*** Opening of DATA FOR THIS TASK ***

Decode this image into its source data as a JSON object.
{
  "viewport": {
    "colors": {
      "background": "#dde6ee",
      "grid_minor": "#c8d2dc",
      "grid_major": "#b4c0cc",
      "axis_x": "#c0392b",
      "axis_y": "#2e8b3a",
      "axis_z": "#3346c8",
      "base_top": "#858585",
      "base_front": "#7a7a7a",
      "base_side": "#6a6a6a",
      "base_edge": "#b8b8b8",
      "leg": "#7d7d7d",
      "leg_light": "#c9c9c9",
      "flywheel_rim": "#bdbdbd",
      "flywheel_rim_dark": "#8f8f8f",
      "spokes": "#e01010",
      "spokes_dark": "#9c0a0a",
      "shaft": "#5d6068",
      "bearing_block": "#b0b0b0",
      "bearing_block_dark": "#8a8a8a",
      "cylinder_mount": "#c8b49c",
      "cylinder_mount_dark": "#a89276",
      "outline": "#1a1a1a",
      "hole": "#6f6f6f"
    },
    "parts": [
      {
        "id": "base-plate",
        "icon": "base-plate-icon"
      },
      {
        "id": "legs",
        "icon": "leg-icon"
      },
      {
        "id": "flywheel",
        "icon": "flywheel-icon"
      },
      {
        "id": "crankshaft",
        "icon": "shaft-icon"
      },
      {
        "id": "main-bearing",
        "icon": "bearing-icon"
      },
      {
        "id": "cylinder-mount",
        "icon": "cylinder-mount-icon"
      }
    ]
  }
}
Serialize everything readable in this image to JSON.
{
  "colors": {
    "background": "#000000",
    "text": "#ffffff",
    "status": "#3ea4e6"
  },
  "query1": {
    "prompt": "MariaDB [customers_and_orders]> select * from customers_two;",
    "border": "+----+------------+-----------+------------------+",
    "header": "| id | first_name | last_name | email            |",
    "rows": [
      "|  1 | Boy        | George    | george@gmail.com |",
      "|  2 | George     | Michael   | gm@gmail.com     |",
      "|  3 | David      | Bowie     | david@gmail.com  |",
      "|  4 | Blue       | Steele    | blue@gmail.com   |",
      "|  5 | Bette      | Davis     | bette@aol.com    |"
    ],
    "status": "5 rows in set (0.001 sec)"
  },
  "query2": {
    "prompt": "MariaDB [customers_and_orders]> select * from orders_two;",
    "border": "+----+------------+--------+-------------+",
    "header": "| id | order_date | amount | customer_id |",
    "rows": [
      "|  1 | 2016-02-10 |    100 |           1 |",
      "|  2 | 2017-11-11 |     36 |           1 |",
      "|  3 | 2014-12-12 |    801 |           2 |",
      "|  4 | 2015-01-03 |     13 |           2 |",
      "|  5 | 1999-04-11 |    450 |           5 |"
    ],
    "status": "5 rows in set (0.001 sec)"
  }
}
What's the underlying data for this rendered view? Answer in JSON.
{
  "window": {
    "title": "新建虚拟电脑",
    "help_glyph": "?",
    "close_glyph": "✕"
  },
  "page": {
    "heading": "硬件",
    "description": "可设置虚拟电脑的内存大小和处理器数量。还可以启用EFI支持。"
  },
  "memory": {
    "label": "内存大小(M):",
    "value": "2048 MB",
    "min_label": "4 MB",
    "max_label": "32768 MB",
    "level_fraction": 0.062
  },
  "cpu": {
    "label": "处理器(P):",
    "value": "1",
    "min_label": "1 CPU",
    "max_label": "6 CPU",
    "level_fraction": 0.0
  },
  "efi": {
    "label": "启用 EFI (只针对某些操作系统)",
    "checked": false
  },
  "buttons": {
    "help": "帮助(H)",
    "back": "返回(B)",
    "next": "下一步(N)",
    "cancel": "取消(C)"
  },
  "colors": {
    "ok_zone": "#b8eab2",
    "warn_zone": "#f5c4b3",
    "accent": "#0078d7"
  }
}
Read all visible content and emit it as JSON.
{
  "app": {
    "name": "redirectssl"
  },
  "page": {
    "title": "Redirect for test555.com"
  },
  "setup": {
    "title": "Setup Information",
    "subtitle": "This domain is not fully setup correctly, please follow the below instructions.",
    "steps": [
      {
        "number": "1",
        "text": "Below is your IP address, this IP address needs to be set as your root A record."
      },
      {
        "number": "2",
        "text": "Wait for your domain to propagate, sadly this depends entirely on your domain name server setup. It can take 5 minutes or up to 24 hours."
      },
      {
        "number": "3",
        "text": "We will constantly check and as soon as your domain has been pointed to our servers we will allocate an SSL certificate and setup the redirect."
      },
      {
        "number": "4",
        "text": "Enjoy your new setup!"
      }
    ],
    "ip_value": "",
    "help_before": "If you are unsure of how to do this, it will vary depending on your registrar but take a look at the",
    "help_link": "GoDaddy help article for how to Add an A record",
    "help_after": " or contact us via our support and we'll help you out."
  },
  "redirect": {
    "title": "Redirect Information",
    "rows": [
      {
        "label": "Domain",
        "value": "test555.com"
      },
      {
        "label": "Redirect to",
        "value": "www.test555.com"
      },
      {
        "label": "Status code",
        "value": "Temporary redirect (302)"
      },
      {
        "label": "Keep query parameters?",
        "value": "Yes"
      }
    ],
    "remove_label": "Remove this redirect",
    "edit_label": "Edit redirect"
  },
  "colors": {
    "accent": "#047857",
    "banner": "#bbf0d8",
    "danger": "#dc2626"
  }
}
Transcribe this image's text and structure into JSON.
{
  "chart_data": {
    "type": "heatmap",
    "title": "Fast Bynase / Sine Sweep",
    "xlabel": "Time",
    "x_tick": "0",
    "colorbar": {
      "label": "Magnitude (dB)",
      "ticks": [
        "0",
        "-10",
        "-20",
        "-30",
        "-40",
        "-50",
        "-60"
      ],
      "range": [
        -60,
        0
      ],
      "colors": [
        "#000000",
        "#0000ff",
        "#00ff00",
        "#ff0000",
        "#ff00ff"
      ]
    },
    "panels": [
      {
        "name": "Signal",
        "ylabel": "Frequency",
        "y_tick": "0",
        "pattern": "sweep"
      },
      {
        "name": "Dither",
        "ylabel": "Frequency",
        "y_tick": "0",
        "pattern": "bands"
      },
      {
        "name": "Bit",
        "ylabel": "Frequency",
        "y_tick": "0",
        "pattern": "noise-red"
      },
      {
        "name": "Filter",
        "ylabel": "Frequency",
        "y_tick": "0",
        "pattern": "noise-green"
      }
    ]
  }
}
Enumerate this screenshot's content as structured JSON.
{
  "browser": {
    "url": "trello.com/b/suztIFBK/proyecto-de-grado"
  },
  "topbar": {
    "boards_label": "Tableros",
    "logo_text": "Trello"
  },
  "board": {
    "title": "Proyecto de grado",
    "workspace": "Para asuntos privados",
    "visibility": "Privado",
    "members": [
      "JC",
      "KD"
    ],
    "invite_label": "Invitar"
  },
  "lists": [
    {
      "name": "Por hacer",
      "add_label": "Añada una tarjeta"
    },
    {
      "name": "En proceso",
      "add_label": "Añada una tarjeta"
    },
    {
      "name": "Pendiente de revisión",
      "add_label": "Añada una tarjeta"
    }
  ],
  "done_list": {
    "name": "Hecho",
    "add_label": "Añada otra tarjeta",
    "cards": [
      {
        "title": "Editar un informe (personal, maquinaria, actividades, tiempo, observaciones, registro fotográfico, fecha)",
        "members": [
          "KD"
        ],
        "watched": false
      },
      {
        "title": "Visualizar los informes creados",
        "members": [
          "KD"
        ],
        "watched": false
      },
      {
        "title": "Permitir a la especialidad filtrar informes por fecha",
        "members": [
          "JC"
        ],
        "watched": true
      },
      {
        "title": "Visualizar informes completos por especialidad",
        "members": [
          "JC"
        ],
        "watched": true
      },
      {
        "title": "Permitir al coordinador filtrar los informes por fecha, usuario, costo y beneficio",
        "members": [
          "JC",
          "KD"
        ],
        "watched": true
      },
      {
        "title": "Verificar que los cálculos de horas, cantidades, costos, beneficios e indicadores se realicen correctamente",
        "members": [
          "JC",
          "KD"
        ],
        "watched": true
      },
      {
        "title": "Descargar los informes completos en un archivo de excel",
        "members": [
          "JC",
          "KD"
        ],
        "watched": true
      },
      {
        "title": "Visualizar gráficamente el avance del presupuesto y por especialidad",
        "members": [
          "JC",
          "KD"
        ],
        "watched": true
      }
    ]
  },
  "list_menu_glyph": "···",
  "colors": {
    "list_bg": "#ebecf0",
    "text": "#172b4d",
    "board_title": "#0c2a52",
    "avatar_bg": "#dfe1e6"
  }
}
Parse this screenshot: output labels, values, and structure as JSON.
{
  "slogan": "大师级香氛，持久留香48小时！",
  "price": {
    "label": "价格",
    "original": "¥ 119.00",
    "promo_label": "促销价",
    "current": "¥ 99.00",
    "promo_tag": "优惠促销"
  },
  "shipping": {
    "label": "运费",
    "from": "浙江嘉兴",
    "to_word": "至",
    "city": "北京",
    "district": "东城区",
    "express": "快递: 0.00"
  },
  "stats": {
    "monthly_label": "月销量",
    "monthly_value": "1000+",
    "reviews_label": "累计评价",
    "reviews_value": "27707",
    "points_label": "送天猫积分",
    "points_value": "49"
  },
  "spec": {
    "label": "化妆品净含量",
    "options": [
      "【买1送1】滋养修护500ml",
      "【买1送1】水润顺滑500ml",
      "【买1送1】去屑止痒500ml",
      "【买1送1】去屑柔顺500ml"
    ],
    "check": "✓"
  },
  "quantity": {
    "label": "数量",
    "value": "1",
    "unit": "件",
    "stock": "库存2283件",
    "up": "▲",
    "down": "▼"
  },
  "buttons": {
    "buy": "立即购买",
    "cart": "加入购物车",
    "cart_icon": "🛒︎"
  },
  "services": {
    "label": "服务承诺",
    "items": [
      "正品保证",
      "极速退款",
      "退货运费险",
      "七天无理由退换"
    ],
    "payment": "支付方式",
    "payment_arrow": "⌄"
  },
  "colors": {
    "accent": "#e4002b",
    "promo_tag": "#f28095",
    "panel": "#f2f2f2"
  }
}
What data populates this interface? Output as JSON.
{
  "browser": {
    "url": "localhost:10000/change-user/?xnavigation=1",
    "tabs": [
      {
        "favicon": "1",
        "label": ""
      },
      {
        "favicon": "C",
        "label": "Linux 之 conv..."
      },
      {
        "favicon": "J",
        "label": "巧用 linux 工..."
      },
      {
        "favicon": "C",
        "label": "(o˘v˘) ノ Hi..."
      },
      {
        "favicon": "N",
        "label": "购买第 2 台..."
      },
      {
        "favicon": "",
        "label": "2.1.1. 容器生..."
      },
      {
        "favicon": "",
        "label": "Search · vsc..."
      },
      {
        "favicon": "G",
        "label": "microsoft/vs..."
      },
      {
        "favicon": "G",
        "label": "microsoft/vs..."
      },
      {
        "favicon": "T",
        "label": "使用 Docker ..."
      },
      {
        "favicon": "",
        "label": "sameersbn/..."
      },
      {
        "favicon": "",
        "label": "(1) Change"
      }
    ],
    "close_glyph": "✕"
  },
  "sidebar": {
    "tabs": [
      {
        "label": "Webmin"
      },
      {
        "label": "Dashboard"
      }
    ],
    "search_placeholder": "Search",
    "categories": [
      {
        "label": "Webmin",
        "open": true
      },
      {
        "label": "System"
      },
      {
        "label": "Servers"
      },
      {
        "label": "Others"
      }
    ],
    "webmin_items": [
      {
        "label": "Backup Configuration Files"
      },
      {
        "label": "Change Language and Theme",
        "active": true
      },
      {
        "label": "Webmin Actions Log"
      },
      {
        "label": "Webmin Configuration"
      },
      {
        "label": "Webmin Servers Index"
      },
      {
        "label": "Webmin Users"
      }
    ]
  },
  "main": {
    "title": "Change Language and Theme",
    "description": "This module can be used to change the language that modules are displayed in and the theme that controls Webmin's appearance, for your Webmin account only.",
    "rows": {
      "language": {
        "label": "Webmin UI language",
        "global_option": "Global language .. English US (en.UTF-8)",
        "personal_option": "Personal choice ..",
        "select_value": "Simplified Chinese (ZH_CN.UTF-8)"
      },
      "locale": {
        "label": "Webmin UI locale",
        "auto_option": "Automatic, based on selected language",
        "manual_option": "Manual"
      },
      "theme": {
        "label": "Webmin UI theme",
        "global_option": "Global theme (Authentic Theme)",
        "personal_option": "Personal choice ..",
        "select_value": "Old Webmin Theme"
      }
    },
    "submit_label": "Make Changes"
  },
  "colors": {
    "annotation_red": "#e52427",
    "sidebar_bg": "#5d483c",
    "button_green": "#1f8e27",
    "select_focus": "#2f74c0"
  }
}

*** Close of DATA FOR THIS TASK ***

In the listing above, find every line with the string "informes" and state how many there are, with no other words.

5